“The Day of Resurrection” is one of the oldest hymns in our hymnal. The words were written by St. John of Damascus of the Greek Orthodox Church. John was born in Damascus in the 8th century, and was engaged in secular work for many years. He became an Orthodox priest late in life, and spent the rest of his life at St. Sabas convent near Jerusalem. He was a gifted poet —the greatest poet of the Greek Church.
The story is told of John writing a hymn for the funeral of a fellow monk—a monk not yet dead but at death’s doorstep. After writing the hymn John started practicing it loudly.

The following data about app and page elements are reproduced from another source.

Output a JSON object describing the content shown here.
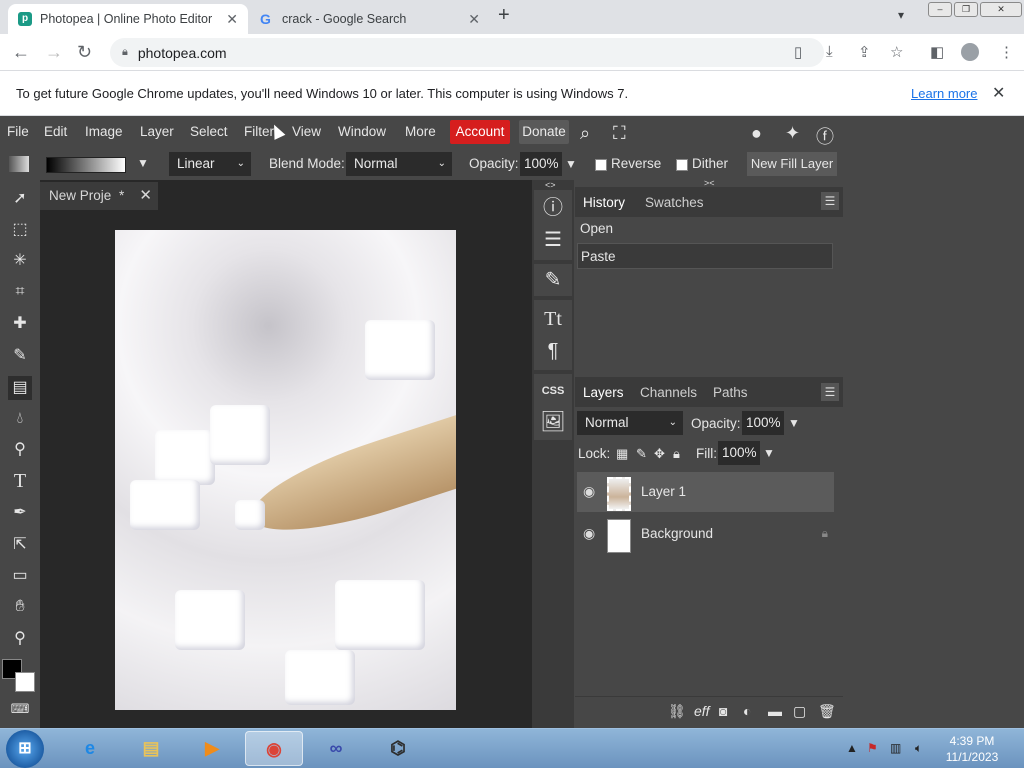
{
  "browser": {
    "tabs": [
      {
        "title": "Photopea | Online Photo Editor",
        "active": true
      },
      {
        "title": "crack - Google Search",
        "active": false
      }
    ],
    "url": "photopea.com",
    "infobar_text": "To get future Google Chrome updates, you'll need Windows 10 or later. This computer is using Windows 7.",
    "infobar_link": "Learn more"
  },
  "menu": {
    "items": [
      "File",
      "Edit",
      "Image",
      "Layer",
      "Select",
      "Filter",
      "View",
      "Window",
      "More"
    ],
    "account": "Account",
    "donate": "Donate"
  },
  "options": {
    "gradient_type": "Linear",
    "blend_mode_label": "Blend Mode:",
    "blend_mode": "Normal",
    "opacity_label": "Opacity:",
    "opacity": "100%",
    "reverse": "Reverse",
    "dither": "Dither",
    "new_fill_layer": "New Fill Layer"
  },
  "document": {
    "tab_title": "New Proje",
    "modified_marker": "*"
  },
  "history_panel": {
    "tabs": [
      "History",
      "Swatches"
    ],
    "items": [
      "Open",
      "Paste"
    ]
  },
  "layers_panel": {
    "tabs": [
      "Layers",
      "Channels",
      "Paths"
    ],
    "blend_mode": "Normal",
    "opacity_label": "Opacity:",
    "opacity": "100%",
    "lock_label": "Lock:",
    "fill_label": "Fill:",
    "fill": "100%",
    "layers": [
      {
        "name": "Layer 1",
        "selected": true
      },
      {
        "name": "Background",
        "selected": false
      }
    ],
    "bottom_eff": "eff"
  },
  "taskbar": {
    "time": "4:39 PM",
    "date": "11/1/2023"
  }
}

The next thing he knew, the dying monk came shuffling into the room to protest the unseemly noise.
This hymn, “The Day of Resurrection,” was part of a much longer poem. John Mason Neale translated it into English in the 19th century—a thousand years after it was first written.
The first verse calls us to celebrate the resurrection—to proclaim it abroad. The second verse calls us to live lives pure from evil — to live, as it were, resurrection lives. The third verse calls all the heavens and earth to be joyful—to sing—to proclaim a joy that has no end. (NOTE: Check your hymnal. Verses might vary.)
— Copyright 2007, Richard Niell Donovan